Don’t Vote

Slave Suggestion Box (anti-voting)A relative in Singapore called and said “Happy Election Day.” Somewhat in jest. I have relatives and friends begging me to vote this time–Republican of course–“to kick those Marxists out of office.” Yes, to replace them with the Republicans, who a few years ago started two wars, added Medicare Prescription socialism, and began the Bankster Bailouts. Yeah.

Last year I took my 6-year old with me to the polls and let him watch me cast a blank ballot. But a friend on Facebook recently admonished me:

Any participation in the voting process, even casting a blank ballot in protest, is acknowledging, perpetuating, and giving legitimacy to the state and its system.

Withdraw from the state. Don’t vote at all. Embrace agorism. Spread freedom like a virus.

And of course the anti-voting position is common among many anarchist libertarians.1 I’m still not completely convinced that it’s immoral or unlibertarian to vote–especially just casting a blank ballot–but I’m leaning in that direction; and I certainly think there is no duty to vote.
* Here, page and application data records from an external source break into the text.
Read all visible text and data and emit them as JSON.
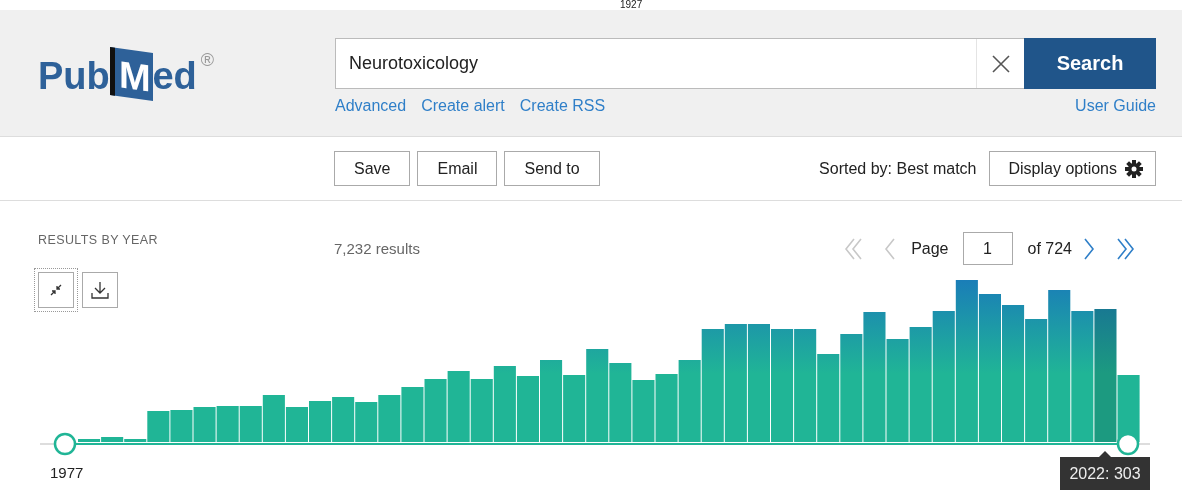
{
  "top_cut_label": "1927",
  "header": {
    "logo": {
      "part_left": "Pub",
      "part_book": "M",
      "part_right": "ed",
      "registered": "®"
    },
    "search": {
      "value": "Neurotoxicology",
      "button": "Search"
    },
    "links": [
      "Advanced",
      "Create alert",
      "Create RSS"
    ],
    "user_guide": "User Guide"
  },
  "actions": {
    "buttons": [
      "Save",
      "Email",
      "Send to"
    ],
    "sort_label": "Sorted by: Best match",
    "display_options": "Display options"
  },
  "results": {
    "heading": "RESULTS BY YEAR",
    "count": "7,232 results",
    "pagination": {
      "first_disabled": true,
      "prev_disabled": true,
      "label": "Page",
      "page": "1",
      "of": "of 724",
      "next_disabled": false,
      "last_disabled": false
    },
    "timeline": {
      "start_year": "1977",
      "tooltip": "2022: 303"
    }
  }
}
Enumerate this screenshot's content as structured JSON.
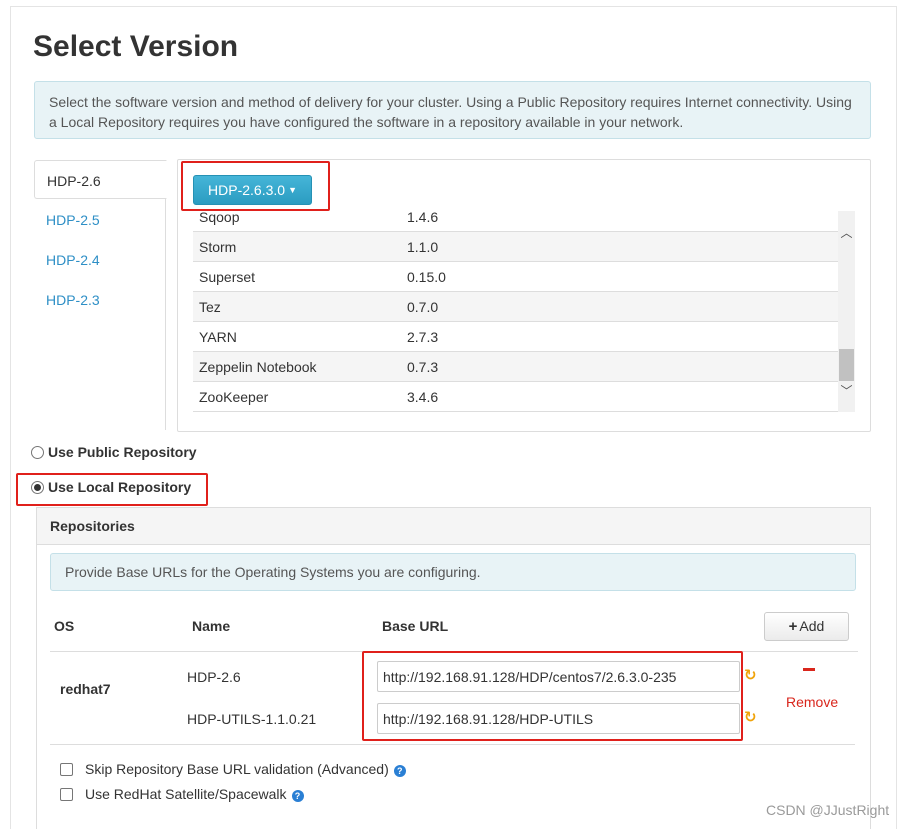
{
  "page": {
    "title": "Select Version"
  },
  "intro_alert": "Select the software version and method of delivery for your cluster. Using a Public Repository requires Internet connectivity. Using a Local Repository requires you have configured the software in a repository available in your network.",
  "version_tabs": [
    {
      "label": "HDP-2.6",
      "active": true
    },
    {
      "label": "HDP-2.5",
      "active": false
    },
    {
      "label": "HDP-2.4",
      "active": false
    },
    {
      "label": "HDP-2.3",
      "active": false
    }
  ],
  "version_dropdown": {
    "label": "HDP-2.6.3.0"
  },
  "stack_services": [
    {
      "service": "Sqoop",
      "version": "1.4.6"
    },
    {
      "service": "Storm",
      "version": "1.1.0"
    },
    {
      "service": "Superset",
      "version": "0.15.0"
    },
    {
      "service": "Tez",
      "version": "0.7.0"
    },
    {
      "service": "YARN",
      "version": "2.7.3"
    },
    {
      "service": "Zeppelin Notebook",
      "version": "0.7.3"
    },
    {
      "service": "ZooKeeper",
      "version": "3.4.6"
    }
  ],
  "repo_options": {
    "public": {
      "label": "Use Public Repository",
      "checked": false
    },
    "local": {
      "label": "Use Local Repository",
      "checked": true
    }
  },
  "repositories": {
    "header": "Repositories",
    "alert": "Provide Base URLs for the Operating Systems you are configuring.",
    "columns": {
      "os": "OS",
      "name": "Name",
      "base_url": "Base URL"
    },
    "add_label": "Add",
    "os": "redhat7",
    "remove_label": "Remove",
    "entries": [
      {
        "name": "HDP-2.6",
        "base_url": "http://192.168.91.128/HDP/centos7/2.6.3.0-235"
      },
      {
        "name": "HDP-UTILS-1.1.0.21",
        "base_url": "http://192.168.91.128/HDP-UTILS"
      }
    ],
    "options": [
      {
        "label": "Skip Repository Base URL validation (Advanced)",
        "checked": false
      },
      {
        "label": "Use RedHat Satellite/Spacewalk",
        "checked": false
      }
    ]
  },
  "watermark": "CSDN @JJustRight",
  "colors": {
    "primary_button": "#2b9cc1",
    "highlight_box": "#e0201b",
    "remove": "#d9261c",
    "link": "#2e8fc6"
  }
}
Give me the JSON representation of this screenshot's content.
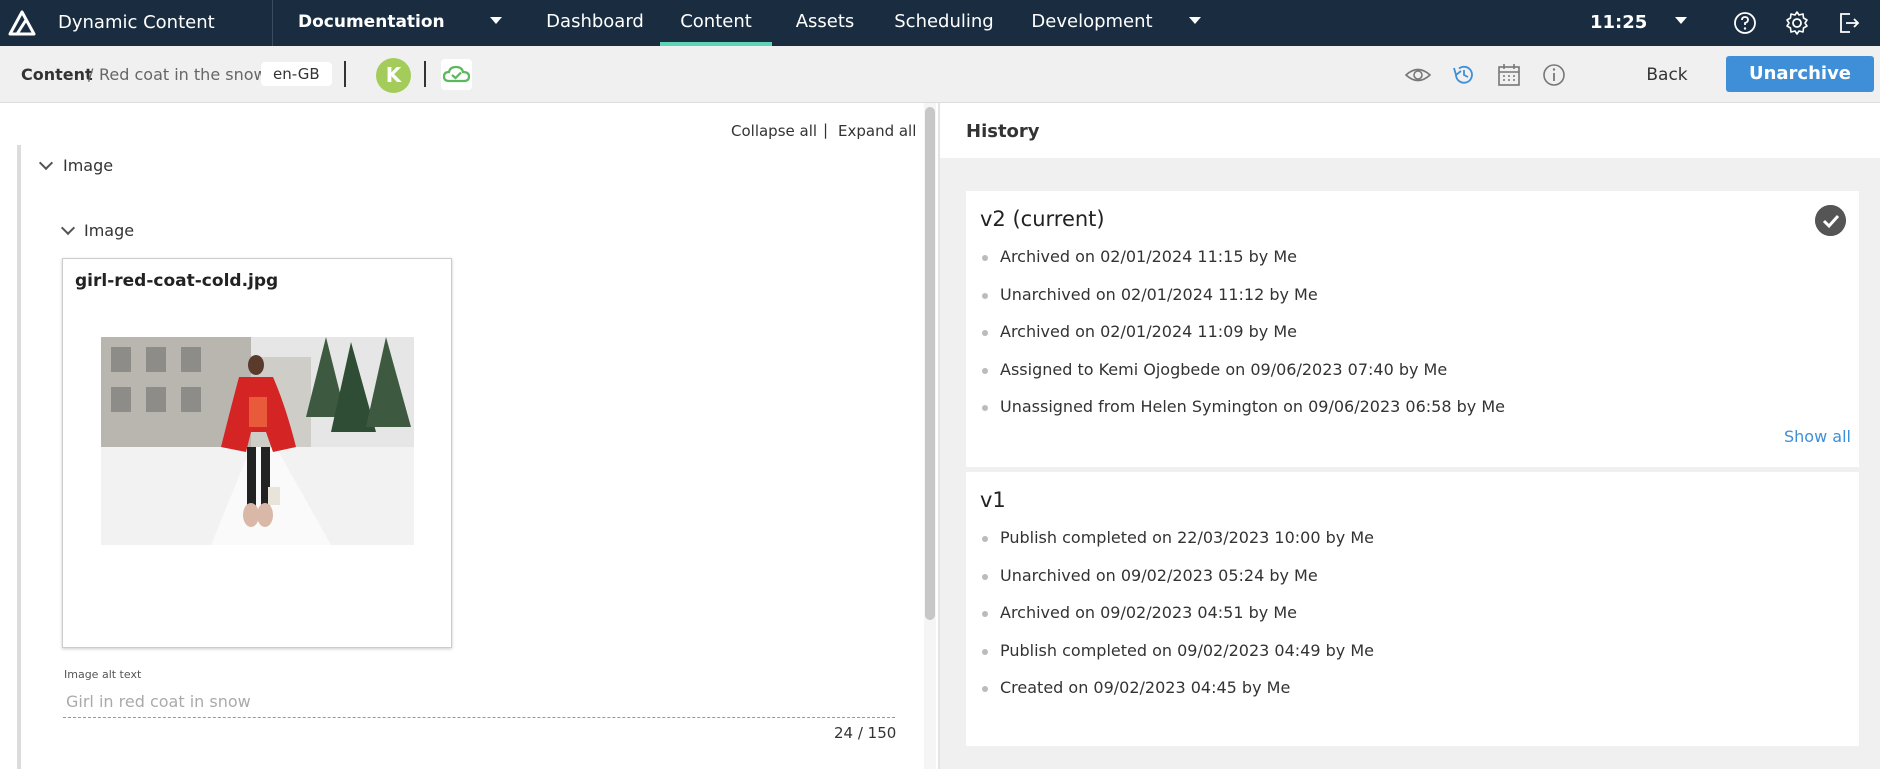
{
  "topnav": {
    "app_title": "Dynamic Content",
    "hub": "Documentation",
    "tabs": [
      "Dashboard",
      "Content",
      "Assets",
      "Scheduling",
      "Development"
    ],
    "active_tab": "Content",
    "clock": "11:25",
    "icons": [
      "help-icon",
      "settings-icon",
      "logout-icon"
    ]
  },
  "toolbar": {
    "breadcrumb_root": "Content",
    "breadcrumb_sep": "/",
    "breadcrumb_item": "Red coat in the snow",
    "locale": "en-GB",
    "avatar_initial": "K",
    "back_label": "Back",
    "unarchive_label": "Unarchive"
  },
  "editor": {
    "collapse_all": "Collapse all",
    "separator": "|",
    "expand_all": "Expand all",
    "section_label": "Image",
    "subsection_label": "Image",
    "file_name": "girl-red-coat-cold.jpg",
    "alt_text_label": "Image alt text",
    "alt_text_value": "Girl in red coat in snow",
    "char_count": "24 / 150"
  },
  "history": {
    "title": "History",
    "versions": [
      {
        "title": "v2 (current)",
        "current": true,
        "events": [
          "Archived on 02/01/2024 11:15 by Me",
          "Unarchived on 02/01/2024 11:12 by Me",
          "Archived on 02/01/2024 11:09 by Me",
          "Assigned to Kemi Ojogbede on 09/06/2023 07:40 by Me",
          "Unassigned from Helen Symington on 09/06/2023 06:58 by Me"
        ],
        "show_all": "Show all"
      },
      {
        "title": "v1",
        "current": false,
        "events": [
          "Publish completed on 22/03/2023 10:00 by Me",
          "Unarchived on 09/02/2023 05:24 by Me",
          "Archived on 09/02/2023 04:51 by Me",
          "Publish completed on 09/02/2023 04:49 by Me",
          "Created on 09/02/2023 04:45 by Me"
        ]
      }
    ]
  },
  "colors": {
    "nav_bg": "#1a2d40",
    "active_tab_underline": "#5ed3b7",
    "primary_button": "#3e8fd8",
    "avatar": "#a3cc5a",
    "sync_icon": "#5cb85c"
  }
}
One libertarian I know thinks that while it’s problematic to vote for a candidate for a given office, it’s less problematic to vote on a ballot measure or law itself (like legalizing drugs or lowering taxes). Not sure, but I don’t think I’m going to vote today.


  1. See Wendy McElroy’s various articles and resources, such as Why I Would Not Vote Against Hitler, The Good Intentions Paving Company, Act Responsibly: Don’t Vote!, Anti-voting Resources; also John Roscoe and Ned Roscoe, Don’t Vote: 20 Practical Reasons; Carl Watner, Non-Voting; George H. Smith, The Ethics of Voting; John Pugsley, Harry, Don’t Run!. But see  R.W. Bradford, Voting Is No Sin

2 comments… add one

  • Why is it unlibertarian to vote?

    Sure, I’ve observed that democracy often appears to be a way for the majority to vote themselves the property of the minority, but that doesn’t make the process unlibertarian.

    After all, can’t citizens convince fellow citizens that voting themselves other people’s money is basically stealing, and attempt to dissuade them? Or perhaps can’t a democracy be libertarian if there are rules that limit the ability of the majority to take other people’s rights or property?

    If this has already been a well-established point, please feel free to simply forward me some links.

    Reply
  • My take: voting is purely symbolic, so it cannot be any more un-libertarian than shouting “I love the state” (i.e. it is not equivalent to stealing). As a symbolic act, what matters is how it is interpreted. I’m not sure how it is interpreted.

    FYI: Pennsylvania (or Allegheny County) now uses those little terminals with privacy panels.

    Reply

Leave a Comment

Current ye@r *

Notify me of followup comments via e-mail. You can also subscribe without commenting.